In Perth, local water quality demands we take things a step further by adding reverse osmosis (RO), which forces water through an incredibly fine membrane to remove most of the total dissolved solids. This is how desalination is achieved.
The main reason for using RO is actually to do with machine longevity. Hard, high TDS water is corrosive and also leads to boiler scale and blockages.
The poor cousin of RO is the water softener. Water softeners contain little beads of ion exchange resins. These beads do exactly what it sounds like — they exchange ions. Still confused? The beads are loaded with a salt (commonly table salt) and as water loaded with calcium and magnesium flows over them, they do a swapsie, which binds up the calcium and magnesium and exchanges them for salt (chemistry is like black magic, you get nothing for free). The overall result is that you have just made your water softer and less prone to boiler scale, but the high TDS is unchanged.
Remineralisation is a thing you do to undo some of the hard work of RO, which is actually too effective. Very low TDS water isn’t actually ideal for either coffee brewing or machine health (just in case you were gloating, Melbourne!) So the water is passed through a bed of rocks as it exits the filter to add a little TDS back in. On a side note, the technical team at Five Senses has done some fantastic work on discovering the best products and replacement cycles for the remineralisation of RO water (most remineralisation systems actually do very little).

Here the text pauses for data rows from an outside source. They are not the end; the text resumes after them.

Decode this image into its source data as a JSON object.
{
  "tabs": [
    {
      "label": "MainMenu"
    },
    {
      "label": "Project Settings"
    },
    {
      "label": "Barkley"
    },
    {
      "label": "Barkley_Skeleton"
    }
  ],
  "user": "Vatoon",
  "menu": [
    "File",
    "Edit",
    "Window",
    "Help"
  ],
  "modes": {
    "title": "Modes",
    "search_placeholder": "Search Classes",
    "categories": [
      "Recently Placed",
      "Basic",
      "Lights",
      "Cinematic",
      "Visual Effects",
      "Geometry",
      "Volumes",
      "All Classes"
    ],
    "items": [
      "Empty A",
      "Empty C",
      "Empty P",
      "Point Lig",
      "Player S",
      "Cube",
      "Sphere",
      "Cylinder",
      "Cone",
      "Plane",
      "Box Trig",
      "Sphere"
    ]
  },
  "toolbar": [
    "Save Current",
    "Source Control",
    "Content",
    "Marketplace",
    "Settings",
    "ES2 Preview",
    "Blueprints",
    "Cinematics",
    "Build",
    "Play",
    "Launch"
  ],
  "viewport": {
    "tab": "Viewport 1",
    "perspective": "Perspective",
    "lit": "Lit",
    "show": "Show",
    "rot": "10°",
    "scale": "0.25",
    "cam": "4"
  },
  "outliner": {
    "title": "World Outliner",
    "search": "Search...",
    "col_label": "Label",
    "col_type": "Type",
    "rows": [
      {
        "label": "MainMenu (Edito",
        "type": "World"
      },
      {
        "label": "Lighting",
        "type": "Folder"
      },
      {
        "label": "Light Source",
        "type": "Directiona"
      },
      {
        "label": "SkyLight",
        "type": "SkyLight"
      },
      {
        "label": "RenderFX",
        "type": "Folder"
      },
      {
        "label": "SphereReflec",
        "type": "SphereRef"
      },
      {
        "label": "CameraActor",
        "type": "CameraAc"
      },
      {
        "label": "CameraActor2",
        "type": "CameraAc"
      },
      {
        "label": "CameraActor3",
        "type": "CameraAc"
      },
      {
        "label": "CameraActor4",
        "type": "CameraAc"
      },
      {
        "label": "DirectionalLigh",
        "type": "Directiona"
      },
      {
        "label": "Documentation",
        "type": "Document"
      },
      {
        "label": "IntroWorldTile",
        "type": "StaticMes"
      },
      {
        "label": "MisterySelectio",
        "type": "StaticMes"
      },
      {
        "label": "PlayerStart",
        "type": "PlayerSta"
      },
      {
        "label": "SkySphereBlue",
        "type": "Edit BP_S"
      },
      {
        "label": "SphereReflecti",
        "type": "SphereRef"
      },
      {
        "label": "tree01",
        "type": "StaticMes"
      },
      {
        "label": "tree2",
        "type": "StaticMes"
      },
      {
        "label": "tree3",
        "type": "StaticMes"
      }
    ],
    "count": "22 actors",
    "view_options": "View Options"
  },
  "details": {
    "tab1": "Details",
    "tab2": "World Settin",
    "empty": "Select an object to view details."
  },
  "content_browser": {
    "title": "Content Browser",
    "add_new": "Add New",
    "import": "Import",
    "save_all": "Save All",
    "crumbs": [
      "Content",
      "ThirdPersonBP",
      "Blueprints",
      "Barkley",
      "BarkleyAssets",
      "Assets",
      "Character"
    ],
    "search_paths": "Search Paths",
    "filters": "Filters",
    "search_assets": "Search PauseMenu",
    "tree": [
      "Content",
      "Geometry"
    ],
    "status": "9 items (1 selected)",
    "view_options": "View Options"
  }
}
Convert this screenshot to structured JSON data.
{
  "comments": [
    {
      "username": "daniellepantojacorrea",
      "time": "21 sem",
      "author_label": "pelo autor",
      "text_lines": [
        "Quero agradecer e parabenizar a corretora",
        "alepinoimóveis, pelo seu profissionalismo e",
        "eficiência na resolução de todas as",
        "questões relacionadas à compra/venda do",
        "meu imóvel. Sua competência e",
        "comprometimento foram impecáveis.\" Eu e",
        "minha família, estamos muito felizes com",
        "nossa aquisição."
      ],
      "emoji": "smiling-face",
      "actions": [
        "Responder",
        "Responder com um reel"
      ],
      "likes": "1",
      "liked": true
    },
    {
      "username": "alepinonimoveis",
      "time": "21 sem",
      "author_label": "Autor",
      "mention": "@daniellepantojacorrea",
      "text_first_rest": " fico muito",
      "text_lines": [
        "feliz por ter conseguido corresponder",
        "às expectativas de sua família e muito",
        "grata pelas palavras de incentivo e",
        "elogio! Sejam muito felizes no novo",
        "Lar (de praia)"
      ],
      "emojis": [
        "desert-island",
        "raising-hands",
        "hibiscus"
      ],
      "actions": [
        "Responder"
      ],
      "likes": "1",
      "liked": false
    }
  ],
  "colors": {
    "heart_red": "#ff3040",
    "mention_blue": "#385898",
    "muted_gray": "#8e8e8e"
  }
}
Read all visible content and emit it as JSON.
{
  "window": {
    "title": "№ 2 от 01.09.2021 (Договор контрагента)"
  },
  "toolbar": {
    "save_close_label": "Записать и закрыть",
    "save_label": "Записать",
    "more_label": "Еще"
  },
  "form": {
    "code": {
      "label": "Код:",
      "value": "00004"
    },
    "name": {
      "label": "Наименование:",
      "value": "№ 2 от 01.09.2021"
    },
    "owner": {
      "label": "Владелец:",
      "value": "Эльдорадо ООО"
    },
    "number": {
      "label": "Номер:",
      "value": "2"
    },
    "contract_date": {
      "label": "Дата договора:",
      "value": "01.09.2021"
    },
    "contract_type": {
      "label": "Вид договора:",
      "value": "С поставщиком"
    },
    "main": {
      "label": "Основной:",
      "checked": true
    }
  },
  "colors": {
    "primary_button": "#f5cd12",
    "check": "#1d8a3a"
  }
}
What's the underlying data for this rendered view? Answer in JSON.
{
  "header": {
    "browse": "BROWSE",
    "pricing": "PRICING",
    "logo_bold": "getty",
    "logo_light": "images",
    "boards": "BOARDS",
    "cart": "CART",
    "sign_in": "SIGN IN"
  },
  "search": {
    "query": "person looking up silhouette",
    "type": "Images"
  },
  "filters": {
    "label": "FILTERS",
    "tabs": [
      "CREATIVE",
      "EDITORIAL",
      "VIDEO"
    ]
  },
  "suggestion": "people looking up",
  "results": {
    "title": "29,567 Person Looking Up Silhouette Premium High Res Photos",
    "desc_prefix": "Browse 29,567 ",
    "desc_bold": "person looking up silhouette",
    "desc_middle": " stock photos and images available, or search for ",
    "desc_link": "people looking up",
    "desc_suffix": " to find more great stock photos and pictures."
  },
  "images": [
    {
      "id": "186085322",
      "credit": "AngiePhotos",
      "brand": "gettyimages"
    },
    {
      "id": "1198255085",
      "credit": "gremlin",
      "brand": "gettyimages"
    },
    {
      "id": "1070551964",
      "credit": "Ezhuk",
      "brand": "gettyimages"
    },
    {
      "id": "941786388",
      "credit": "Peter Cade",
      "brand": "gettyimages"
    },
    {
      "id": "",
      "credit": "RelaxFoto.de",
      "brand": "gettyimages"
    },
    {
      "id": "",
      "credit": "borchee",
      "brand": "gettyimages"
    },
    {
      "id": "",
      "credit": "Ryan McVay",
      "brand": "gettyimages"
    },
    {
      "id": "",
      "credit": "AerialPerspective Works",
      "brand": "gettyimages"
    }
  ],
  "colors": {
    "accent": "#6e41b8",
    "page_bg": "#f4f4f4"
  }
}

This should give you some idea of what kind of water is available to you, which gives a starting point for either modifying it or adjusting brew parameters to compensate for your particular water. For plumbed in espresso machines, changing the water isn’t an easy task. You have the options of changing the water source, improving your filtration system to decrease TDS or adding extra remineralisation to boost the TDS. A more extreme option is to actually build a system which doses the water with precise amounts of electrolytes – I have heard of it being done.
For filter brews, of course, it is much easier and there is much fun to be had. Just try different waters (bottled water, tap water, filtered water etc.) and see what works. You will be surprised how much difference it can make. I would go as far as to say that if you are involved in competition brewing, you are crazy to leave this factor out of your preparation. If you want to go further and craft a specific brewing solvent, you will find instructions and some extra reading in our previous article, Experimenting with the effect of water quality on coffee.
Sit back and watch
I’m personally interested in seeing where the industry’s newfound knowledge of water quality issues leads over the next few years. Maybe one day it will be the norm amongst specialty coffee providers to brew with a much more deliberate composition and we will have an expanded vocab for communicating this? Or maybe we will nerd out about it, but the commercial application will be limited? I’m OK with either, but for now I have a filter brewer and a new parameter to play with.